Tantamount to election
"Tantamount to election" is a phrase in the United States to describe a situation in which one political party so dominates the demographics of a voting district, that the person winning the party nomination for a race (whether by primary or another method) will virtually be assured of winning the general election. The phrase "safe seat" is commonly used to describe such a district, though "safe" refers only to the general election, especially after the breakthrough of primary elections on all nearly all levels.

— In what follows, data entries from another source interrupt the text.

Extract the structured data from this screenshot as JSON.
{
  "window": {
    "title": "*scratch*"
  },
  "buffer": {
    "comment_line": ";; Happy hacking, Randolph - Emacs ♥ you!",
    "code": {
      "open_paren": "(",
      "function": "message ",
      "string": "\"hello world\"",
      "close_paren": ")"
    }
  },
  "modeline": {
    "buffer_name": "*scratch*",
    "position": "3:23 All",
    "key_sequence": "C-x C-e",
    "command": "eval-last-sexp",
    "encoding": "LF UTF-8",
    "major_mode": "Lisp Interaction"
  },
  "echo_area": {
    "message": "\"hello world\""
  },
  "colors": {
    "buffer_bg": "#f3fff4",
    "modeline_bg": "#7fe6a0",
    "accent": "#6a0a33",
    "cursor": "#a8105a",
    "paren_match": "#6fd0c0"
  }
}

The phrase originated in the American Solid South when and where the Republican Party was so weak or nonexistent that the general elections were mere formalities, the election having effectively been decided within the Democratic Party. For example, the state of Alabama, which was heavily Democratic, did not have a Republican governor or lieutenant governor between 1874 and 1987. A counterexample to this is Vermont, where no Democrat served as governor between 1854 and 1963.
The phrase "tantamount to election" may, nonetheless, be employed to describe an electoral situation in an overwhelmingly Republican area where candidates of the Democratic Party (or vice versa) are up against very steep odds. It can refer to any electoral constituency in which dominance by one party renders candidates of other parties irrelevant. Notable Democratic examples (current and former) include such areas as Chicago, San Francisco, New Orleans (from Huey Long onwards), the Bronx, Manhattan, Detroit, Philadelphia, Baltimore, Los Angeles, Washington D.C., Hawaii, Madison and Milwaukee in Wisconsin. Republican examples (current and former) include Nassau County, New York, rural Texas, Mingo County, West Virginia, Lancaster County, Pennsylvania, Utah, Idaho, East Tennessee, Waukesha County, Wisconsin, Wyoming, and Alaska.
- Political scientist Larry Sabato, e.g., uses the phrase "tantamount to election" in describing how "not a single Virginia Democrat nominated for statewide office in the primary was defeated in the general election for more than threescore years after the primary’s inception in 1905" (Sabato, quoted by Kenneth R. Plum, The changing of power in the Commonwealth, Reston Connection, 2003 April 30 [accessed 2009 December 28]).
- Jackson Baker, Jamieson, only GOP hopeful, out of race for 89, Memphis Flyer Newsweekly (Contemporary Media, Inc.), 2003 November 6 (accessed 2009 December 28). See also White primaries.
- An early instance was James A. Garfield's election to the U.S. House of Representatives from a district so Republican that the Republican nomination was considered "tantamount to election" (quoted from the Garfield biosketch on the Ohio Supreme Court site)